Yes, the Homeland Security Act created the Transportation Security Administration (TSA). The Aviation and Transportation Security Act, passed by the 107th Congress and signed into law on November 19, 2001, established TSA. The agency was created in response to the terrorist attacks of September 11, 2001 and is responsible for security at all U.S. airports.
Where Does Tsa Get Its Authority?
The Transportation Security Administration (TSA) is a federal agency that is part of the Department of Homeland Security (DHS). The TSA was created in the wake of the September 11, 2001, terrorist attacks to improve the security of the nation’s transportation systems.
The TSA has the authority to screen passengers and baggage at airports, on planes, and on other modes of transportation. The agency also has the authority to regulate the transportation of hazardous materials.
The Aviation and Transportation Security Act (ATSA) is the primary law that governs the TSA. The ATSA was passed by Congress in 2001 and it gives the TSA broad authority to carry out its mission.
In addition to the ATSA, the TSA is also governed by other laws and regulations, including the Homeland Security Act of 2002, the Intelligence Reform and Terrorism Prevention Act of 2004, and the Implementing Recommendations of the 9/11 Commission Act of 2007.
Is Tsa Considered Federal Law Enforcement?
No, the TSA is not considered federal law enforcement. TSA agents are not law enforcement officers and do not have the power to arrest passengers.
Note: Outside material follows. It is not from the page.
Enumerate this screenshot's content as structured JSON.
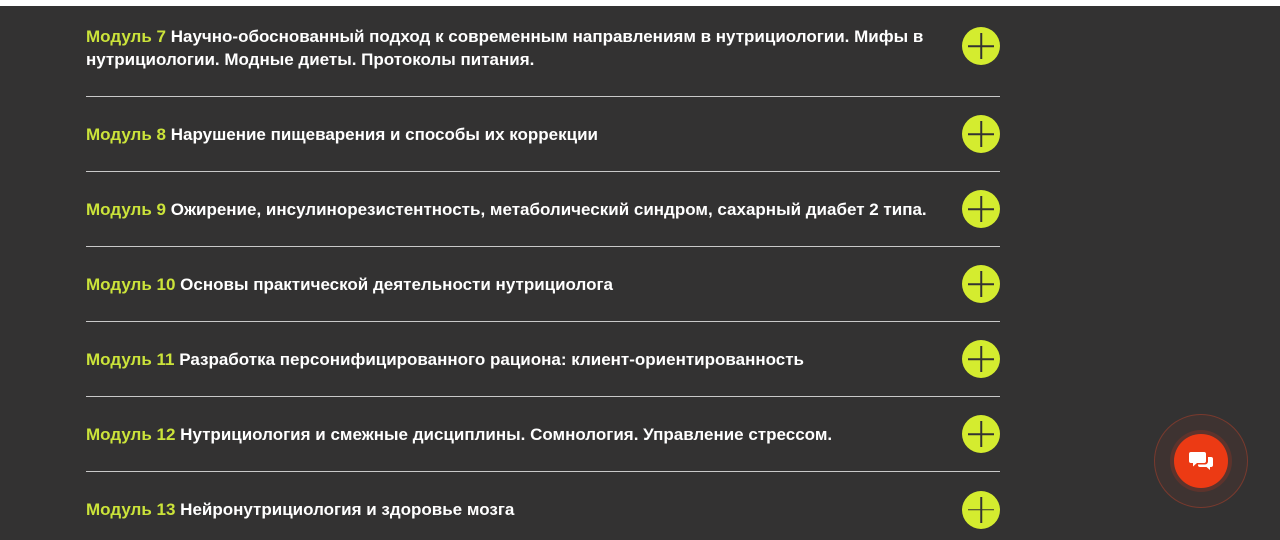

They are also not armed and are not allowed to use force as part of their duties. They simply screen for security reasons and if a situation arises, they must contact local law enforcement.
Is Tsa Considered Federal Civil Service?
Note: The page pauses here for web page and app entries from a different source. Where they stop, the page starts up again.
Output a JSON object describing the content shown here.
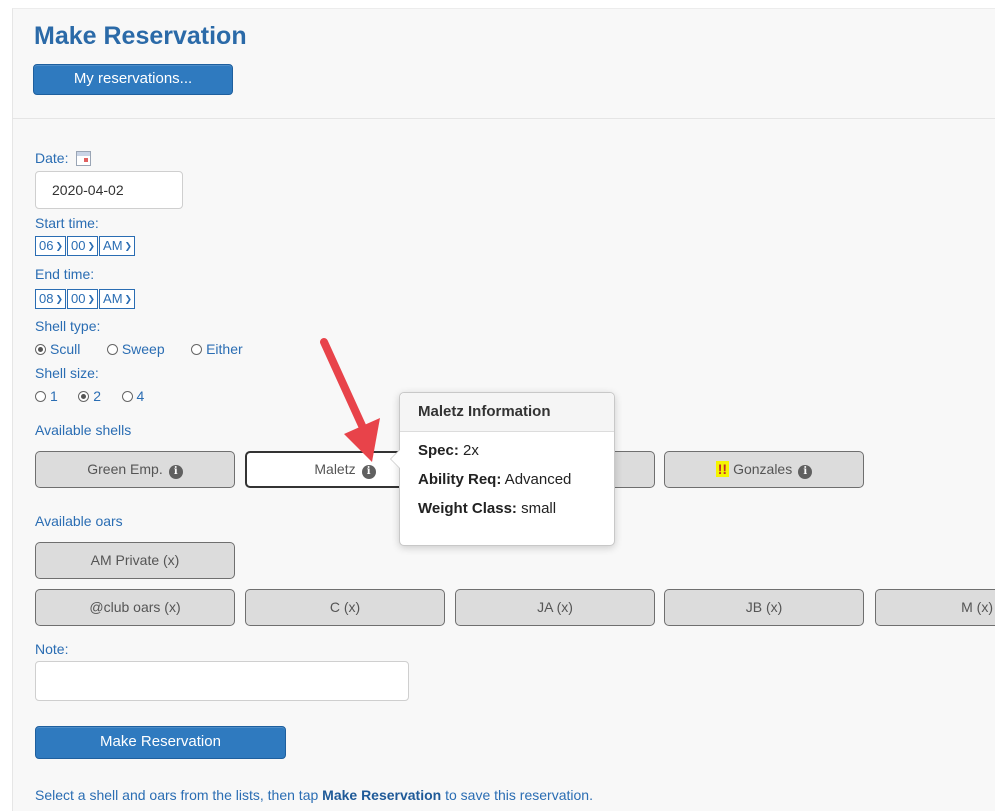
{
  "header": {
    "title": "Make Reservation",
    "my_reservations_label": "My reservations..."
  },
  "form": {
    "date_label": "Date:",
    "date_value": "2020-04-02",
    "start_time_label": "Start time:",
    "start_time": {
      "hour": "06",
      "minute": "00",
      "ampm": "AM"
    },
    "end_time_label": "End time:",
    "end_time": {
      "hour": "08",
      "minute": "00",
      "ampm": "AM"
    },
    "shell_type_label": "Shell type:",
    "shell_type_options": [
      "Scull",
      "Sweep",
      "Either"
    ],
    "shell_type_selected": "Scull",
    "shell_size_label": "Shell size:",
    "shell_size_options": [
      "1",
      "2",
      "4"
    ],
    "shell_size_selected": "2",
    "available_shells_label": "Available shells",
    "shells": [
      "Green Emp.",
      "Maletz",
      "Gonzales"
    ],
    "shell_selected": "Maletz",
    "gonzales_warning": "!!",
    "available_oars_label": "Available oars",
    "oars_row1": [
      "AM Private (x)"
    ],
    "oars_row2": [
      "@club oars (x)",
      "C (x)",
      "JA (x)",
      "JB (x)",
      "M (x)"
    ],
    "note_label": "Note:",
    "note_value": "",
    "submit_label": "Make Reservation"
  },
  "footer": {
    "text_before": "Select a shell and oars from the lists, then tap ",
    "text_bold": "Make Reservation",
    "text_after": " to save this reservation."
  },
  "popover": {
    "title": "Maletz Information",
    "spec_label": "Spec:",
    "spec_value": " 2x",
    "ability_label": "Ability Req:",
    "ability_value": " Advanced",
    "weight_label": "Weight Class:",
    "weight_value": " small"
  },
  "colors": {
    "link_blue": "#2a6db3",
    "button_blue": "#2f7abf",
    "chip_gray": "#dcdcdc",
    "arrow_red": "#e8434a",
    "warn_yellow": "#f5f500"
  }
}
Yes, the TSA is considered part of the federal civil service. Under current law, the TSA is exempt from the regular civil service system, and instead has its own personnel management system. However, this does not mean that TSA employees are not part of the federal civil service; they are simply subject to a different set of rules and regulations.
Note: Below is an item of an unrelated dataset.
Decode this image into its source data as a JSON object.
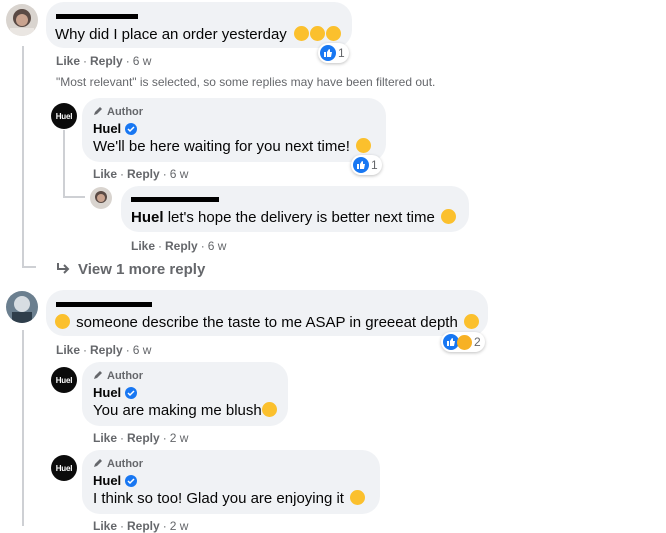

What Is The Mission Of The Tsa?
The TSA’s mission is to protect the nation’s transportation systems and ensure freedom of movement for people and commerce.
What Is Tsa Precheck?
The TSA PreCheck program is a Trusted Traveler Program that allows U.S. citizens and lawful permanent residents to directly apply for expedited security screening at participating U.S. airports.
Is Tsa A Federal Agency That Is Responsible For Security At Airports?
Yes, TSA is a federal agency that is responsible for security at airports in the United States.
- What Is The Process For Applying For A Job With The Tsa?: The process for applying for a job with the TSA involves creating an account on the USAJOBS website, submitting an application, and then being scheduled for an in-person appointment that includes a background check and fingerprinting. Candidates must meet certain qualifications in order to be considered for the position, including being a U.S. citizen, being at least 18 years old, and successfully completing a drug test and medical assessment.
- How Many Tsa Employees?: The Transportation Security Administration (TSA) employs approximately 60,000 people. The majority of these employees are Transportation Security Officers (TSOs), who screen passengers and baggage at airports nationwide.
- What Does The Tsa Do?: The TSA is responsible for overseeing security measures for all modes of transportation in the United States, including airports, railways, subways, and other public transportation systems.
- What Is The Department Of Homeland Security Tsa Address?: The address for the Transportation Security Administration (TSA), a part of the Department of Homeland Security (DHS), is:
P.O. Box 944246
Washington, DC 20032-4446
- When Was Tsa Created?: The TSA was created on November 19th, 2001, in the wake of the September 11th terrorist attacks. Its mission is to protect the nation’s transportation systems and ensure freedom of movement for people and goods.
With this in mind, it’s easy to see why the TSA is an important part of the Department of Homeland Security. The TSA’s broad scope ensures that the nation’s transportation infrastructure is secure, which in turn makes it more difficult for terrorists to carry out attacks.